** Opening Exercise materials block **
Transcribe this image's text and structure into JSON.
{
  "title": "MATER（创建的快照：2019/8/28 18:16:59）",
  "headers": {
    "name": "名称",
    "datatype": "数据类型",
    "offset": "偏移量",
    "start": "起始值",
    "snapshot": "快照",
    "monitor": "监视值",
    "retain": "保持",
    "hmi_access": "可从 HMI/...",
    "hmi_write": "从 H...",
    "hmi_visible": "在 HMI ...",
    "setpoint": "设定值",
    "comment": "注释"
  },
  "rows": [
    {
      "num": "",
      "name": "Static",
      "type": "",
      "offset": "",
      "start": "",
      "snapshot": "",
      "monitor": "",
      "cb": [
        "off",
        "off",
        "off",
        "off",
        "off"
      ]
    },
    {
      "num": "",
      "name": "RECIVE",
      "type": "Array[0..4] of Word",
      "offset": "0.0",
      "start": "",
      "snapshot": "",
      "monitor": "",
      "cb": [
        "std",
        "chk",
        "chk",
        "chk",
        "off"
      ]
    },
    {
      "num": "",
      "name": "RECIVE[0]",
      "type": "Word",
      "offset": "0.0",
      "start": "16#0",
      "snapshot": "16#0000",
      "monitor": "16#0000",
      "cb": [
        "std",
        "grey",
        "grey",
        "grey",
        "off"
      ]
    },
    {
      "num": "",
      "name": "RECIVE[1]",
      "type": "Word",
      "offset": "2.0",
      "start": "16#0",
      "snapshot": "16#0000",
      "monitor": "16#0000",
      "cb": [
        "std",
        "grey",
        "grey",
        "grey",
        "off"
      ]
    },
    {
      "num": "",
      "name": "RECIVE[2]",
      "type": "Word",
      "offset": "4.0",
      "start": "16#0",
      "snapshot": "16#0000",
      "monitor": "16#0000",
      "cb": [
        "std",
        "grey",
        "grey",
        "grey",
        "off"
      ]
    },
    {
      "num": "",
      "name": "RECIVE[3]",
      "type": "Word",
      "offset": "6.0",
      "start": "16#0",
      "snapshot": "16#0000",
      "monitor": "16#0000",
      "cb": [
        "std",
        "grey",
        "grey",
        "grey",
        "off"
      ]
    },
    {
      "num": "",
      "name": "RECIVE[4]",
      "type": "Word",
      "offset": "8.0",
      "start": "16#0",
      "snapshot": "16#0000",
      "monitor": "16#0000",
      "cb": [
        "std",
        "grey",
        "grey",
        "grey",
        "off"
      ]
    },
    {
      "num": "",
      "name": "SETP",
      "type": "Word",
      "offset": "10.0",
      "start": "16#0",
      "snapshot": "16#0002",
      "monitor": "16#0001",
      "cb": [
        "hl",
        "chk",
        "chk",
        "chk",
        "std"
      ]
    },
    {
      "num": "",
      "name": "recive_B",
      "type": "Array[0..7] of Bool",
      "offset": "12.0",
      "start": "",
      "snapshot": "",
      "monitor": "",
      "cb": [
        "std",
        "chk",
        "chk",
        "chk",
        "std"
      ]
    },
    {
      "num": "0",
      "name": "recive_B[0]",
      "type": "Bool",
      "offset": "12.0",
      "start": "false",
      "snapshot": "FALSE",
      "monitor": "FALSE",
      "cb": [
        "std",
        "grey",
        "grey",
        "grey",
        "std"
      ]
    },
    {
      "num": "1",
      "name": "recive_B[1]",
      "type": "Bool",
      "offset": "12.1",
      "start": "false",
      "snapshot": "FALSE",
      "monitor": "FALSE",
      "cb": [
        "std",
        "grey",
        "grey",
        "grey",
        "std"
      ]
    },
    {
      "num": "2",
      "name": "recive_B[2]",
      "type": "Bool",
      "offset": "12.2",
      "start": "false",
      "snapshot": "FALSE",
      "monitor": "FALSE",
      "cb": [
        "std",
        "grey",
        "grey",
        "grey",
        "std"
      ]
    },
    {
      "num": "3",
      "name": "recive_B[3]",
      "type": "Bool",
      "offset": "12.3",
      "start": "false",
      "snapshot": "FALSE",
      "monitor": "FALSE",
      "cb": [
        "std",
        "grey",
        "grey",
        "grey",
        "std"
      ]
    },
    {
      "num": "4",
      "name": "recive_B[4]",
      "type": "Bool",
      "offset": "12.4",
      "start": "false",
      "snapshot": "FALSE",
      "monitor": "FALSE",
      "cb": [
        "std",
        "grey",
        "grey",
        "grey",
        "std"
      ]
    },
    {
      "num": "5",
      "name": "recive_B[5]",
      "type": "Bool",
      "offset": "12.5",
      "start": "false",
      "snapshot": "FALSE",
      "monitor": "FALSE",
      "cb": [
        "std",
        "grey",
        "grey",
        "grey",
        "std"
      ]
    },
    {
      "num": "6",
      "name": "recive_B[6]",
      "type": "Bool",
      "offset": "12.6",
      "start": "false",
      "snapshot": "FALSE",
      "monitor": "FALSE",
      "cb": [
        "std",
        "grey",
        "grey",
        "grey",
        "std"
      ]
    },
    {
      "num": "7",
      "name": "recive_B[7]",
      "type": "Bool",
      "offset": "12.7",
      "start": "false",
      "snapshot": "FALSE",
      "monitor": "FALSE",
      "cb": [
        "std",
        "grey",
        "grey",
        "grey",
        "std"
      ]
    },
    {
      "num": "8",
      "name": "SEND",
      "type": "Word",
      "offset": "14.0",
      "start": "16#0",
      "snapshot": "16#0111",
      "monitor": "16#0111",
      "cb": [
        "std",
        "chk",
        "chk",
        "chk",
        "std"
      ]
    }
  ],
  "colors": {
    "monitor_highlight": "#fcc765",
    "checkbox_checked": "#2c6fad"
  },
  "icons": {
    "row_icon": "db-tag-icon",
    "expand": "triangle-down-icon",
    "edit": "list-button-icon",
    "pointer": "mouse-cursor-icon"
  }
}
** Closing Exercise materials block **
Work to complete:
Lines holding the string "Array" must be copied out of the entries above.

Answer area:
      "type": "Array[0..4] of Word",
      "type": "Array[0..7] of Bool",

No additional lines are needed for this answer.